If you’re not up to the task of coding your way through the creation process, you can also put together interactive infographics quickly with the help of a few handy software tools. These offer limited functionality, but they’re an easy fix when you want to add just one or two interactive elements to your piece rather than combining a more complex suite of features.

ThingLink

This tool lets you embed text, images, videos, and other content within an image. Using a static infographic as your core image, with this tool you can layer additional information on top. ThingLink provides a quick shortcut for turning your standard infographics into deeper and more engaging features.

Qzzr

If you’re interested in building a personalized infographic but you don’t have the deep coding skills necessary to craft one from the ground up, try a tool like Qzzr. This quiz-builder offers ample opportunity for customization using your own images, videos, GIFs, and text. Though you’re working with a standard background tool to put your content together, each Qzzr creation is satisfyingly unique.

Mapme

As the name suggests, Mapme is all about map creation. If your infographic guides viewers through a geographic journey, you might be able to take a shortcut to interactivity using this tool. The functionality is limited to maps, so it isn’t effective for other presentations, but it will let you set pins and embed data, videos, images, and more.

Infogr.Am

Specifically designed for highly engaging visuals, Infogr.Am is a powerful tool that will help you create maps, charts, and even dashboards. This is one of the more versatile tools available for creating interactive visual pieces without deep coding.

Votion

Votion is an interactive tool for creating polls, quizzes, brackets, and other interactive matchups. If you’re plotting one category against another, this creator will help you do so in a visually engaging format that puts the viewer in control of the action.

Ceros

Ceros is one of the more in-depth options for interactive infographic creation. This product is designed to give you all the functionality you’d enjoy with coding without the hassle of learning the finer points of Javascript, CSS, and similar languages. This feature-packed program isn’t as intuitive as other products, but it does give you more options to explore once you’ve mastered its navigation.

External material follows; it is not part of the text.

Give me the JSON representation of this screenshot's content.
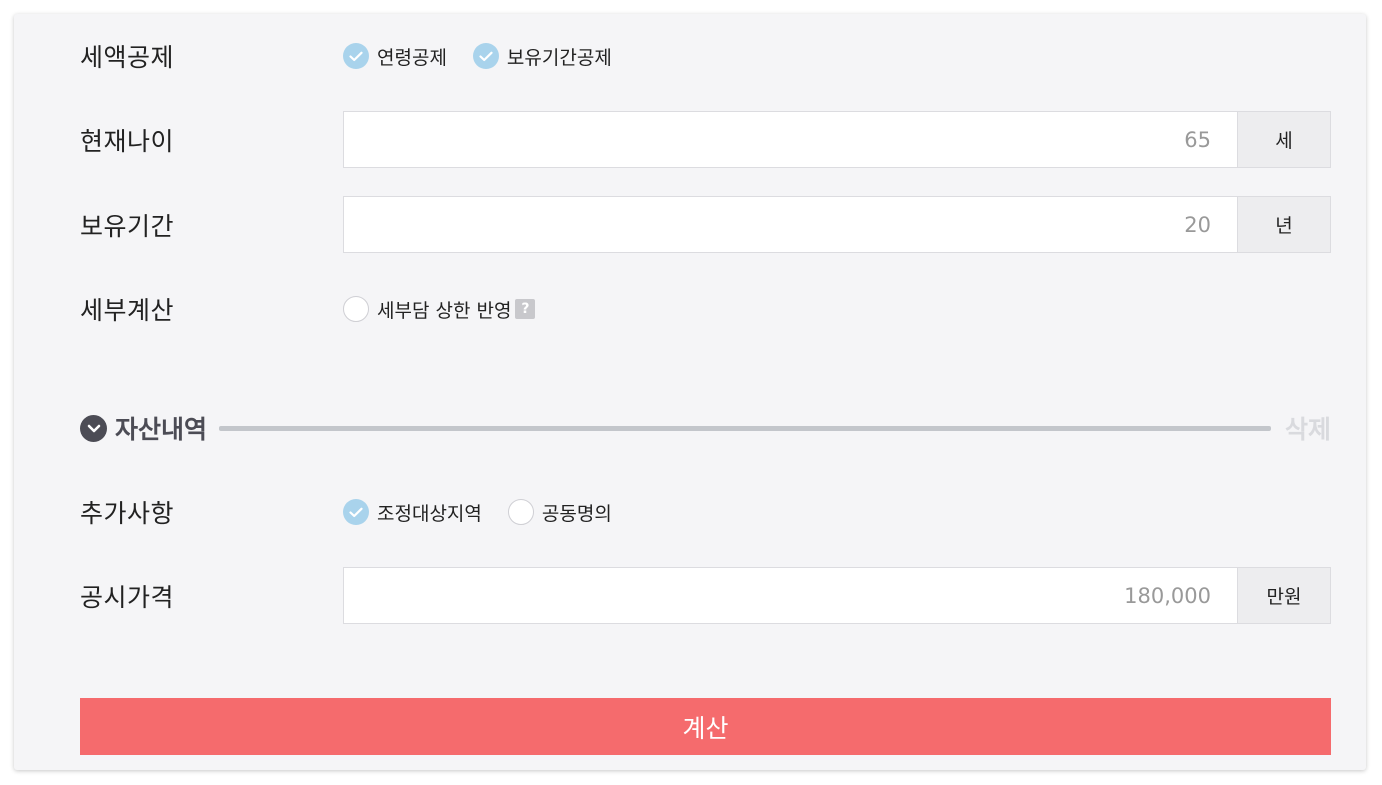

With the right tools and programs, you can put together an interactive infographic at nearly any skill level.

If you’re looking for a fast way to vault your content to a new level, learning how to create interactive infographics can be beneficial. Interactive infographics are ideal ways to boost engagement and gain your audience’s attention. Start brainstorming your next infographic topic, and explore how interactivity can share it with your viewers in a fresh new way.